══ MATERIAL SHOWN ══

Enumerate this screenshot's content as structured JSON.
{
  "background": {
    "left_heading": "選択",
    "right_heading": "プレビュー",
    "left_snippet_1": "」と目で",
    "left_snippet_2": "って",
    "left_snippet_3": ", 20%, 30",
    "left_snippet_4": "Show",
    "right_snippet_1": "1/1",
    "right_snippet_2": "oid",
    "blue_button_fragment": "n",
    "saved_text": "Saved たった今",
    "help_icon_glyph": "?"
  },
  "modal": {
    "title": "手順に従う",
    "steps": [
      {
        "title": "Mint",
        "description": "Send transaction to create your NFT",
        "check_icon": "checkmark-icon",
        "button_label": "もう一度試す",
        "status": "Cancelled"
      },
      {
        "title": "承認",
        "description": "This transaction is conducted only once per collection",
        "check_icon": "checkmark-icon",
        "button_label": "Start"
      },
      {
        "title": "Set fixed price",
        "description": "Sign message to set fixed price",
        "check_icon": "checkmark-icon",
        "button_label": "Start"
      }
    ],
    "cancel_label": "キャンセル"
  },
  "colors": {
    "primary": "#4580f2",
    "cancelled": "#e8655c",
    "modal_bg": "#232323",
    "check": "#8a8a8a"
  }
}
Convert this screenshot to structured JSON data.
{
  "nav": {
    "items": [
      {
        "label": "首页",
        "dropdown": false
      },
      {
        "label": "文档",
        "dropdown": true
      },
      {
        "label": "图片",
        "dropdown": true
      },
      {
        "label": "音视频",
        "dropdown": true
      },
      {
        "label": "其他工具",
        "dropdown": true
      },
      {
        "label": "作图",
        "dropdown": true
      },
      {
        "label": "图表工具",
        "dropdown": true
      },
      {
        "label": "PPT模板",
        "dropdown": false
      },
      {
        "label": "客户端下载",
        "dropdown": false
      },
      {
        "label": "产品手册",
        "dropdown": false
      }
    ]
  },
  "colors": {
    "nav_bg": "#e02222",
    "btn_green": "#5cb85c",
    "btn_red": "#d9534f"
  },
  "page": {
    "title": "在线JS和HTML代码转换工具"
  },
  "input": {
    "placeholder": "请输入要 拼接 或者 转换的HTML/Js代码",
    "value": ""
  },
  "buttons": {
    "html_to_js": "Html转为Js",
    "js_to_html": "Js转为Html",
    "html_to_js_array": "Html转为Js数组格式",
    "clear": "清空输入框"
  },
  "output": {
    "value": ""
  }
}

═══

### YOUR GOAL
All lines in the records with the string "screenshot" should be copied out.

### RESPONSE AREA
Enumerate this screenshot's content as structured JSON.
Convert this screenshot to structured JSON data.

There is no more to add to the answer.